Public databases like PubMed provide abstracts and citations but the full text of many studies are locked behind pay-walls. For research funded by NIH tax dollars for FY 2009, and after, publishers have 12 months to deposit peer-reviewed works into PMC (formerly PubMed Central). Policy notes are here.
Here’s a citation of an article in PMC:
Chang, Harry et al. “Medicare and Medicaid Enrollment and Outside Hospitalizations Among HIV-Infected and Uninfected Veterans Engaged in VA Care: a Retrospective Cohort Study.” BMC Health Services Research 15 (2015): 27. PMC. Web. 20 Feb. 2015.
I’ve emailed NIH to see how I can read public domain articles. There’s a brand new article cited in PUBMED that I would like to read but can’t: Prevalence and Treatment of Chronic Hepatitis C Virus Infection in the US Department of Veterans Affairs.

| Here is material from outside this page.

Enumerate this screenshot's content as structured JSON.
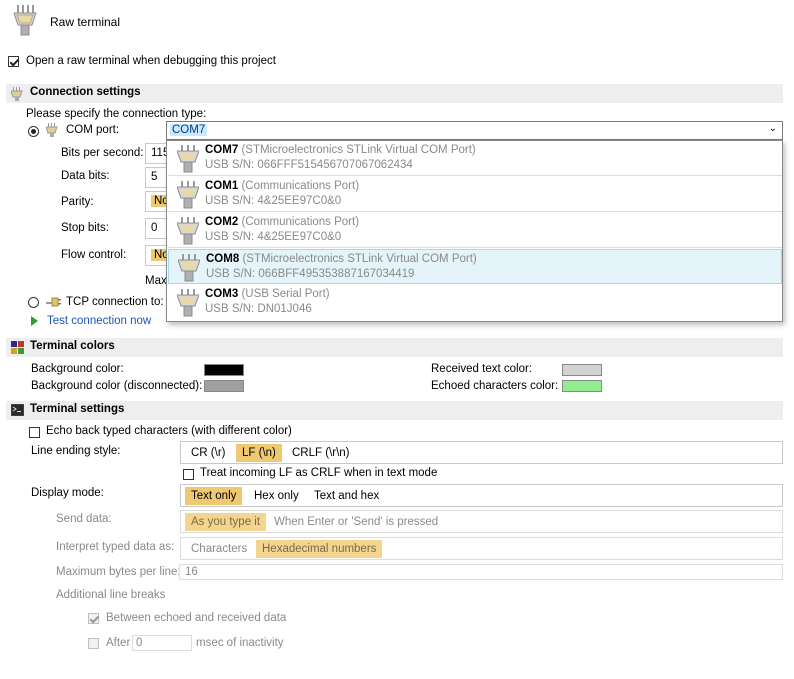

It states, “This work is written by (a) US Government employee(s) and is in the public domain in the US.” That means it is owned by the U. S. public--us!
Yet this article is locked behind a paywall by Oxford Publishing (Epidemiol Rev. 2015;37(1):131-43. doi: 10.1093/epirev/mxu002. Epub 2015 Jan 19.).
To read this article tonight , I would have to pay Oxford $39.00 for 1-day access (pay-per-view). I hope this is a just a mistake. I’ll let you know what I find out because up-to-date quality VA research can help win VA benefits claims and cannot be rejected by the VA as “Internet junk,” a problem some veterans have reported. After all, it’s from their own medical staff and researchers! Not having free access to this information puts veterans at a large disadvantage to those with reading privileges.
Update: The author of the HCV research, Lauren Beste, has kindly emailed the paper to me (below) so I am grateful for that. Lauren works at Veterans Affairs Puget Sound Health Care System. The VA has some wonderful medical researchers on board and they want us to read the fruits of their hard work.
Also an ASKNOD reader with access to the article via an academic site has helped us with this. I haven’t heard back from NIH. As the saying goes, “Information wants to be free.”